Work to be completed ▸ The answer must be every line of the data that holds the word "true".

Records excerpted from a collection ▸

<<<<

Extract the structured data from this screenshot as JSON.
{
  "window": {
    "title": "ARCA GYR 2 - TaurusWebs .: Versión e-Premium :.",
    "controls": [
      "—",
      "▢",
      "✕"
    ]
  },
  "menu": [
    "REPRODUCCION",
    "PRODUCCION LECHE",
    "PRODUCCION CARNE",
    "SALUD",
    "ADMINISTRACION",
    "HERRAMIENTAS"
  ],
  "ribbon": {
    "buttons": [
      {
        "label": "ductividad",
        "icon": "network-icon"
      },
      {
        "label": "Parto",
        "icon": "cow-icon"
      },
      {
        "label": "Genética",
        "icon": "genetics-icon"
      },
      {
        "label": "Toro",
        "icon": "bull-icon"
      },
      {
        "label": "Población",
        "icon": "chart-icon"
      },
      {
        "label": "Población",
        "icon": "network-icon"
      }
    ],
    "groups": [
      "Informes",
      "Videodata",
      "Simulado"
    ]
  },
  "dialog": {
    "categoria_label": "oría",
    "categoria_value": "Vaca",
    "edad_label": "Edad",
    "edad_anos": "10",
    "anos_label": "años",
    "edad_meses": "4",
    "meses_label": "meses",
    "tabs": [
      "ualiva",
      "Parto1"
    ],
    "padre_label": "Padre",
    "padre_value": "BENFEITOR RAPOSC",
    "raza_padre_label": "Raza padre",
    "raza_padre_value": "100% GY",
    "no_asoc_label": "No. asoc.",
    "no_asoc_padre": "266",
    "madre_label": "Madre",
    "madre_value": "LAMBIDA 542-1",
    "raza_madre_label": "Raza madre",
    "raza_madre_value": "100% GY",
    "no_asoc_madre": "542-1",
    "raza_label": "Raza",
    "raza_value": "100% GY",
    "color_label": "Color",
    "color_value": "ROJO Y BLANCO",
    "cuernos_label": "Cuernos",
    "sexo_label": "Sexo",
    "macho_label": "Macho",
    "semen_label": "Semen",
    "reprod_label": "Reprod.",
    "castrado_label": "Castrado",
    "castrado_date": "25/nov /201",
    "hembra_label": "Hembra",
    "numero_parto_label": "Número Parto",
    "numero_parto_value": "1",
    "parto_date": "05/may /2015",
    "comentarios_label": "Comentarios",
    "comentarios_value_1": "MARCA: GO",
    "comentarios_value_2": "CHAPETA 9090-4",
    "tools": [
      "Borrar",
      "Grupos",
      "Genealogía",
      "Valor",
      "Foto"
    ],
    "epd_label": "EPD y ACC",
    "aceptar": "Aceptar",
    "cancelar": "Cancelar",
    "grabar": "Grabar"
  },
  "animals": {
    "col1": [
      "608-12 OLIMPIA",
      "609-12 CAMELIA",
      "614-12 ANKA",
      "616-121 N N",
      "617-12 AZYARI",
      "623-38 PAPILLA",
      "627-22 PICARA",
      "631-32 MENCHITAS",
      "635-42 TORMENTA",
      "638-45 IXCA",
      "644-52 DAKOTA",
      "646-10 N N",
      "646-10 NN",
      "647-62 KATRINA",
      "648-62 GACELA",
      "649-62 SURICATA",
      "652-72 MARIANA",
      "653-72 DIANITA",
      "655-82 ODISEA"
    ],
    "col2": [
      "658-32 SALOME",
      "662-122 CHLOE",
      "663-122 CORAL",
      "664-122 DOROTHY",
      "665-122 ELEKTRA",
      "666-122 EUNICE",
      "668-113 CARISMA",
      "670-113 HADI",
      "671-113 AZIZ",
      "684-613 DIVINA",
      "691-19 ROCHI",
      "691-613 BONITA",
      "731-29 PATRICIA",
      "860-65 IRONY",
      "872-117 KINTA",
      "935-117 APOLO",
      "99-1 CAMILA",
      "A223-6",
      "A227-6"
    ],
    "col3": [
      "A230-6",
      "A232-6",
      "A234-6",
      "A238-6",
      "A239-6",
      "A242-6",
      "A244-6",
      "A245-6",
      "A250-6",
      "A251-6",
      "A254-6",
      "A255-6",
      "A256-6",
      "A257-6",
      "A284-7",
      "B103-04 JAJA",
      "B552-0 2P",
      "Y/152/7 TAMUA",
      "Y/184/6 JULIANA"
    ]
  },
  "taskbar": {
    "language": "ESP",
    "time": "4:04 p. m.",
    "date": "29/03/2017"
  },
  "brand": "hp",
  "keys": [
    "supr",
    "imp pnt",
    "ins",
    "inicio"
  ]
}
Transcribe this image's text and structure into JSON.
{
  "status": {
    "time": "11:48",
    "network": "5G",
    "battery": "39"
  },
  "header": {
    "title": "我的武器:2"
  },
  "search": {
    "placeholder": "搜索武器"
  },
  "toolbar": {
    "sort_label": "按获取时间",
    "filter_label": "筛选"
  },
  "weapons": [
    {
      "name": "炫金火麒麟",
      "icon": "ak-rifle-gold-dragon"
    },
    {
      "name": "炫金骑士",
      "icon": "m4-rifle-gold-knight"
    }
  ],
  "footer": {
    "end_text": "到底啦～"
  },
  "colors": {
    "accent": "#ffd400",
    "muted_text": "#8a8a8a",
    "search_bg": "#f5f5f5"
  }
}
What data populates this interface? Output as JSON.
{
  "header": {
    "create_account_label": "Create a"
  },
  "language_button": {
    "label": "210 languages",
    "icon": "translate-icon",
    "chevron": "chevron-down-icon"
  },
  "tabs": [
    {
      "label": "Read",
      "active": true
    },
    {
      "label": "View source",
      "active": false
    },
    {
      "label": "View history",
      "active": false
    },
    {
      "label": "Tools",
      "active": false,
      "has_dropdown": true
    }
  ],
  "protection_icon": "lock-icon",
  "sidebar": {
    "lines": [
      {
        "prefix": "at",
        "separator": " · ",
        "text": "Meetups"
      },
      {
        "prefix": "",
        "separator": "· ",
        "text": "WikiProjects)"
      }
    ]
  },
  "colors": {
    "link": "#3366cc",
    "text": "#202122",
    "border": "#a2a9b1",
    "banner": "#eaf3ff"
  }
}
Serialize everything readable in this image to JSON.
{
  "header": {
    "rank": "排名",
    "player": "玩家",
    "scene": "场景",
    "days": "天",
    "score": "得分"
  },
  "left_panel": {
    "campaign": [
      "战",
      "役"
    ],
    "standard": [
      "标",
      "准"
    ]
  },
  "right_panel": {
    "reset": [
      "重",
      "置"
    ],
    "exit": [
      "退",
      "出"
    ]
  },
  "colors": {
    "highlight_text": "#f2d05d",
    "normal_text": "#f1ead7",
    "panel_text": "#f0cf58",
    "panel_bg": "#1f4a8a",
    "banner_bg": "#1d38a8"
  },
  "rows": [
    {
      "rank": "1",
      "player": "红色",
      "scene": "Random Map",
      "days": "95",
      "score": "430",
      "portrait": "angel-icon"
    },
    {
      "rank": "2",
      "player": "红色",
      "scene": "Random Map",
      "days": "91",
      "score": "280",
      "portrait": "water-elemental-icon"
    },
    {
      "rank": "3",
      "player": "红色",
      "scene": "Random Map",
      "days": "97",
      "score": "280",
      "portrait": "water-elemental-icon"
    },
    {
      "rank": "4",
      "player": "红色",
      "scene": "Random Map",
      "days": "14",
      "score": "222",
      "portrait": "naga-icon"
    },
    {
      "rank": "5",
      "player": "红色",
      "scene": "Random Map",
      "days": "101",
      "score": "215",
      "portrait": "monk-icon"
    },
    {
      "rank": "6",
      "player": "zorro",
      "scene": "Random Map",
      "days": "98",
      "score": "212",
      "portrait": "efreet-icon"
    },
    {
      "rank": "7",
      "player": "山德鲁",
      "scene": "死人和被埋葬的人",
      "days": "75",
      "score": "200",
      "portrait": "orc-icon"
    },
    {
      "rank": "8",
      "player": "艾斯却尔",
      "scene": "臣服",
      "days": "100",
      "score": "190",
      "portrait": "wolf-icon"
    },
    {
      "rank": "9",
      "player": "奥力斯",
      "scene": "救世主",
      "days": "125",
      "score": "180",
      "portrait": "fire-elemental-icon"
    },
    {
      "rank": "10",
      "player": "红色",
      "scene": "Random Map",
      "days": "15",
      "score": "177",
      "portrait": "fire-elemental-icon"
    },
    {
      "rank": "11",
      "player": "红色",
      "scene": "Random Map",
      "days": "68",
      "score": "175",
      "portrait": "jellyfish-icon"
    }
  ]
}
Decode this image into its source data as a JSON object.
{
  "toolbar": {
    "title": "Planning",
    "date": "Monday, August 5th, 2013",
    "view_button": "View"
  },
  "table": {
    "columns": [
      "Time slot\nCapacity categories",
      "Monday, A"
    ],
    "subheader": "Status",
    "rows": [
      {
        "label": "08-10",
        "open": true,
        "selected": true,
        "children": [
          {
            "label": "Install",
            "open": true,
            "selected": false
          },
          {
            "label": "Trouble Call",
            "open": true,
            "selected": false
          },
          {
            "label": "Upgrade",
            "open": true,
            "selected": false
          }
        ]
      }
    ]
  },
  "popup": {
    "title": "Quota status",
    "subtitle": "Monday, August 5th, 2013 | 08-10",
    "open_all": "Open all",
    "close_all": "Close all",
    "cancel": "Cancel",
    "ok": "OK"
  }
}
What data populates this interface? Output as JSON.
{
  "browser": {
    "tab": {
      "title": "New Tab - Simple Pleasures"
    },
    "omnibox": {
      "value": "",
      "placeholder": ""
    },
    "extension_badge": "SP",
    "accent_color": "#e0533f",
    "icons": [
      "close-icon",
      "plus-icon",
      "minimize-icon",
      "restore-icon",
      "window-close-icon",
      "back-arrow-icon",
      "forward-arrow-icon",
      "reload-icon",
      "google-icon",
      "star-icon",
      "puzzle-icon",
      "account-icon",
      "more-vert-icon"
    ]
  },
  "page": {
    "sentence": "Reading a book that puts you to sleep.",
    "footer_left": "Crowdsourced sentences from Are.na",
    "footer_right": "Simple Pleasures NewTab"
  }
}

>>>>

Your solution ▸
      "active": true
      "has_dropdown": true
        "open": true,
        "selected": true,
            "open": true,
            "open": true,
            "open": true,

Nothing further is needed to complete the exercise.